I was recently asked about using sympy in Python to print \(LaTeX\) formulas in RMarkdown notebooks. I misunderstood the question at first but after some thought I realized that I didn’t know if it would work… but I should try it. Yes, printing elements of a matrix. So it's due to the prog languages' differences ( R vs Python), not rmarkdown vs Jupyter Notebook? pic.twitter.com/Any4qIDHS7 — Eyayaw T. Beze (@EyayawBeze) July 25, 2020 I knew that I could run Python chunks in an RMarkdown notebook.
My buddy Dusty recently asked me how to set up a Digital Ocean cloud instance for RStudio using a Docker image. Below is the information he needed, but captured here for future travelers. Most people who are considering using Docker understand that Docker allows setting up something akin to a virtual machine on their local computer. What’s less widely appreciated among non dev-ops folks is that Docker comes with a tool called docker-machine that allows setting up a Docker virtual system on a remote server.
I didn’t realize this until today, but Netlify isn’t just a great place to host Hugo based blogs (like this one), but it’s also a great place to host Bookdown based book content. Like many R Bloggers, I like to use Blogdown to publish blog posts. But as Paul Teetor and I got near completion of R Cookbook 2nd Edition, I began to give some thought to where I would host the online version of the book.
Tonight I’m presenting at the Dataiku Analytics and Data Science Meetup. My presentation is an adaptation of what I presented at RStudio::conf(2019) but with an emphasis towards a non-R audience. The slides are here. I have about 5-10 min more time at Dataiku than I had at RStudio::conf so I added a few slides showing off R Markdown and data exchange between R and Python. I thought those might be interesting and new to a non-R focused audience.
One of my favorite graphs of all time is this one from Kathy Sierra: Figure 1: Kick Ass Threshold I used that in my RStudio::conf(2019) presentation in Austin last week. I’m working on a related prez and I decided to create my own version of Kathy’s chart using R. I played around with some simulations and found that the cumulative t and normal distributions gave good curves if I fiddled with their parameters.
I had amazingly positive feedback from my presentation on “Empathy in Action” today at rstudio::conf in Austin. My main focus was emphasizing that most business users don’t want to learn to code. They just want to kick ass. And coding can be a means to that end. While I’d like to think the response was because of my fantastic choice of GIFs illustrating what analysts do for a living:
I spent this morning fighting with Bookdown. I was going through reviewer notes for the R Cookbook 2nd Edition and my coauthor, Paul Teetor, had noted that some of the greek symbols we were using were not showing up in the text when the book was rendered to PDF. Oddly, it looked fine in HTML. This turned out to be a font issue. I was using XeLeTeX as my \(\LaTeX\) engine specifically because it handles UTF-8 unicode well.
I’m working with Paul Teetor and O’Reilly Media to complete the 2nd Edition of the R Cookbook.
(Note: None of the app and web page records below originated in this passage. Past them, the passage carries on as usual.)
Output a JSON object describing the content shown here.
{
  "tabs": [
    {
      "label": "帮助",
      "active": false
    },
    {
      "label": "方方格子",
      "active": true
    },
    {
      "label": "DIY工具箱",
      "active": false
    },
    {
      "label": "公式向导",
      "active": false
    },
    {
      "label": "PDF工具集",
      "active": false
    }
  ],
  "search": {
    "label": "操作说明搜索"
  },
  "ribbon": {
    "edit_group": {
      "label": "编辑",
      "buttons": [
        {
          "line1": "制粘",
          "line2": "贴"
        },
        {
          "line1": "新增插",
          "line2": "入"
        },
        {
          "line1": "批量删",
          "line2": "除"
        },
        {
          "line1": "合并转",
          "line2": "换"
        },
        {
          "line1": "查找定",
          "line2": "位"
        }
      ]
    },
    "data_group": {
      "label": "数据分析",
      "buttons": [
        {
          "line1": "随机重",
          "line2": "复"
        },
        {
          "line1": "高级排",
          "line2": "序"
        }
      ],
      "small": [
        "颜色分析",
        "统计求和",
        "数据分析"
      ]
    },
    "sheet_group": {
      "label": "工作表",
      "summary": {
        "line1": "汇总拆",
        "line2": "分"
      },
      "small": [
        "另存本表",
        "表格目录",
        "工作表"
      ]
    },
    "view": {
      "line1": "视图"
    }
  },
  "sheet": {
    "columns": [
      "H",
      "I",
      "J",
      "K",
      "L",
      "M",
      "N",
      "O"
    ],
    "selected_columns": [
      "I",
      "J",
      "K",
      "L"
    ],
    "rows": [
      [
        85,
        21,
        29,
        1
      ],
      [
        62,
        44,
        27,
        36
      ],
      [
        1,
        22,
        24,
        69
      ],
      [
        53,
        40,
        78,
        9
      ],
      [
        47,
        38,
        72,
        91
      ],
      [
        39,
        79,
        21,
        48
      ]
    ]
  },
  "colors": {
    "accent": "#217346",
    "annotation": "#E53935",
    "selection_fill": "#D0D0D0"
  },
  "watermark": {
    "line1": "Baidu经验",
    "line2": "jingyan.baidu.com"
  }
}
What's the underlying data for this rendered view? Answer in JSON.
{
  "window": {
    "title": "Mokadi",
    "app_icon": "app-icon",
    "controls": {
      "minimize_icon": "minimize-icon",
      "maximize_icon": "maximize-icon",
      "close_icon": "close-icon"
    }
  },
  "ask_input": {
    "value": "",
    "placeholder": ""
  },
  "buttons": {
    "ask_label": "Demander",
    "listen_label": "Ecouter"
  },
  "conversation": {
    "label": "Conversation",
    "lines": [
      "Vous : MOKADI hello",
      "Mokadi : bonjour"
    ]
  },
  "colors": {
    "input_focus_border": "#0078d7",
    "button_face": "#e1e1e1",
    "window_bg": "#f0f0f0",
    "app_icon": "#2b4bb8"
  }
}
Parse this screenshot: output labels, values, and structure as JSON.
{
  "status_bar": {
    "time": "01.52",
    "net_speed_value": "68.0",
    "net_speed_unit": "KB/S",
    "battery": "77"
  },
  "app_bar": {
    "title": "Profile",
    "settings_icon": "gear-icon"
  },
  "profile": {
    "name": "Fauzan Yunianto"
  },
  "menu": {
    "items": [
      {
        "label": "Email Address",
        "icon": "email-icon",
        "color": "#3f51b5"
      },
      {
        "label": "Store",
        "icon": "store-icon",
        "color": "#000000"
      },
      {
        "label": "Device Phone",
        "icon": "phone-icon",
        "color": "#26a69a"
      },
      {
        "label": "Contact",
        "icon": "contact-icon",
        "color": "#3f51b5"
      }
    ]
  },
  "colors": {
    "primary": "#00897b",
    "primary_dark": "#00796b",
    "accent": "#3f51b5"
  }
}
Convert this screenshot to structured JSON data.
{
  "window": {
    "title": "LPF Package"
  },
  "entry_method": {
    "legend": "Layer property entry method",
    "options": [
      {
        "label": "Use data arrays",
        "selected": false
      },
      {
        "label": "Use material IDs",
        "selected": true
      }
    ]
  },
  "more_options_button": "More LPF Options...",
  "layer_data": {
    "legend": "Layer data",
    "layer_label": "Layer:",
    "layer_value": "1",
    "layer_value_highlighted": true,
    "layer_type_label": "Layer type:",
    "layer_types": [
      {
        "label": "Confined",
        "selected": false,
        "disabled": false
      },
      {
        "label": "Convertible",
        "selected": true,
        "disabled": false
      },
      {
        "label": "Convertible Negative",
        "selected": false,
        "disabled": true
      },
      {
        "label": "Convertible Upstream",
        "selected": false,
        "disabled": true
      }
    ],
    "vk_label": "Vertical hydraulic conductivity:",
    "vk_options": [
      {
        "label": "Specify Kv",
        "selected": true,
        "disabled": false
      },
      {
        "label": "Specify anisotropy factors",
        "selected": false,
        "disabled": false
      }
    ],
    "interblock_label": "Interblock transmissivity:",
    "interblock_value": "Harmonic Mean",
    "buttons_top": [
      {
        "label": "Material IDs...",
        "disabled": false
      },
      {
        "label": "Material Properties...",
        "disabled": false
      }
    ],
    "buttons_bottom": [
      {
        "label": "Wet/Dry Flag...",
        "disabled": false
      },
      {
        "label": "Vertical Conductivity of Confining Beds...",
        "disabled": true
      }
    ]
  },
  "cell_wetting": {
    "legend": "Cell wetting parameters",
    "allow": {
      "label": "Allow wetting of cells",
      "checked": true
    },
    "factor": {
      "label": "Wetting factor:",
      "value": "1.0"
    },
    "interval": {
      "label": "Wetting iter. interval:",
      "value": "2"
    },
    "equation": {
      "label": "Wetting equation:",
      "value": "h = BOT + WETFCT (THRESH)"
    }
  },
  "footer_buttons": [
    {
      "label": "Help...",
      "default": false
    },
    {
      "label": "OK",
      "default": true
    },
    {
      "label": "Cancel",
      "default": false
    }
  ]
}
We’re in the editing phase so we’re cutting things left and right. This seed picking example is one of the things that got cut. But I found it amusing so thought I would share it here. –JD Recently I was trying to illustrate random number generation and confidence intervals. In particular, I wanted to show that sometimes by chance our confidence bands don’t contain the true value of a parameter.
I recently wanted to run Apache Airflow on my laptop as an upgrade to cron. I don’t really want all the full power and fury that Airflow brings, but I’m not one to shy away from killing a gnat with a sledge hammer. I use conda to manage environments on my mac and I wanted to keep airflow in a conda environment. So I ran the following which sets up a conda environment called airflow then installs airflow in that environment.
Excel has this construct they call and “Excel Table” which is about as helpful as a bicycle maker naming their bike model, “Mountain Bike.” But the Excel folks named these things “Excel Table” so in order to prevent confusion (as if) I try to always capitalize the T in “Table” to make it clear we’re talking about a specific thing, not just any table of data in Excel. Excel Tables are the things we get when we click on “Format as Table” in Excel: